>>>
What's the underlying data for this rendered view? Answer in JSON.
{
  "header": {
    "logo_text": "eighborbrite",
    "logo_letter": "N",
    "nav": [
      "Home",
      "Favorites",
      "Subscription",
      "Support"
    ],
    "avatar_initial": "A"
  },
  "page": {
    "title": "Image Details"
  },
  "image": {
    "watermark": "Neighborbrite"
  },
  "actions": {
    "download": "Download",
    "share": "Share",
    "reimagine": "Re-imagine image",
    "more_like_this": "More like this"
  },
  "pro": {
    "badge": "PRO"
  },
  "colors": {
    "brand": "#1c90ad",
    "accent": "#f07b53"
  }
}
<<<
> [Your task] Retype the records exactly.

> [Result below]
What's the underlying data for this rendered view? Answer in JSON.
{
  "header": {
    "logo_text": "eighborbrite",
    "logo_letter": "N",
    "nav": [
      "Home",
      "Favorites",
      "Subscription",
      "Support"
    ],
    "avatar_initial": "A"
  },
  "page": {
    "title": "Image Details"
  },
  "image": {
    "watermark": "Neighborbrite"
  },
  "actions": {
    "download": "Download",
    "share": "Share",
    "reimagine": "Re-imagine image",
    "more_like_this": "More like this"
  },
  "pro": {
    "badge": "PRO"
  },
  "colors": {
    "brand": "#1c90ad",
    "accent": "#f07b53"
  }
}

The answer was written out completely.